Setting the Stage
How did you choose this style of illustrations?
I have always loved mini things and also making my own toys. We didn’t have a lot growing up so I made a lot of my own dolls out of whatever I had. I still get a ton of joy out of making small toys. Maybe one day I will have a little online boutique for all my creations! The smaller the better! Tiny toys fascinate me. Especially when they are realistic.
What was one of the most surprising things you learned in creating Escape from Techville?
I was most surprised by how the story felt like it just wanted to be created! I was almost just letting it happen. I had the ideas for the story, but I truly didn’t understand what the book would look and feel like until it was done, and that surprised me.
What is the takeaway message from this book?
The message I hope kids gain from it is that technology is definitely not bad in and of itself, but it can become addictive and constraining if abused. I feel like if a child understands that tech can potentially hold them captive, they will be more likely to balance that area of their lives.
Hard at Work
Do you hear from your readers much?

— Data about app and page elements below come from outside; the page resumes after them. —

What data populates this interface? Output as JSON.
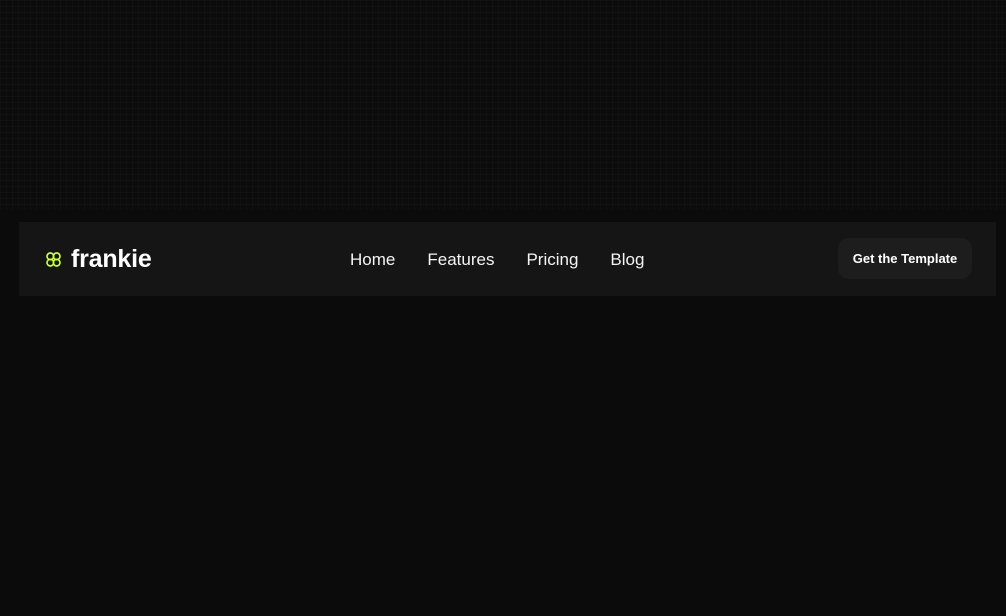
{
  "brand": {
    "name": "frankie",
    "icon": "flower-logo-icon",
    "accent_color": "#c6ff3d"
  },
  "nav": {
    "items": [
      {
        "label": "Home"
      },
      {
        "label": "Features"
      },
      {
        "label": "Pricing"
      },
      {
        "label": "Blog"
      }
    ]
  },
  "cta": {
    "label": "Get the Template"
  },
  "colors": {
    "background": "#0b0b0b",
    "navbar": "#151515",
    "button": "#1d1d1d",
    "text": "#ffffff"
  }
}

I hear from some of my readers and generally they love the storyline and message. But the most common feedback is all about the illustration. “How did you do this? Are they real dolls?” and that’s always fun to explain. Yes – they are real dolls built from old reassembled Barbie dolls and clay. Sometimes that’s met with a bit of an odd look!
Back to the Drawing Board
Any great kid book recommendations?
We’ve read a lot of books in our home so it’s hard to choose. One of my own childhood favourites was “Ottie and the Star”. I had that one memorized. My boys loved “Goodnight Moon” and more recently “The Mouse and the Motorcycle” and “The BFG”. We love reading in our house. It’s a daily pastime.
What do you like to do when you’re not writing?
I have many hobbies in the area of art. I love oil painting, drawing, sculpting, photography, music, dancing, and videography. I sort of combined all of these into a kids’ art tutorial channel on YouTube. I have a lot of fun doing The Art Club! I post weekly videos that include drawing lessons, interviews of other artists, and just happy fun times to help reassure confidence in young artists. That’s the goal.
Would you write another one?
I actually have about 10 more already written and many more which are still just in the idea phase. My husband and I have been writing some together as well and I just love how the story turns out differently when his ideas are involved. He is extremely creative with stories. The illustration is the more intense portion for me. Choosing how to show the story visually is a big deal to me. But yes, you can definitely look for many more books from us in the months to come!
Where to Find It
She has also just completed a new book for babies called “The Baby and the Balloon”. mamabare readers can get a sneak peak here. To contact this amazing mompreneur, author and illustrator, email firstname.lastname@example.org.
For more awesome reading recommendations, check out mamabare’s favorite books about sleep!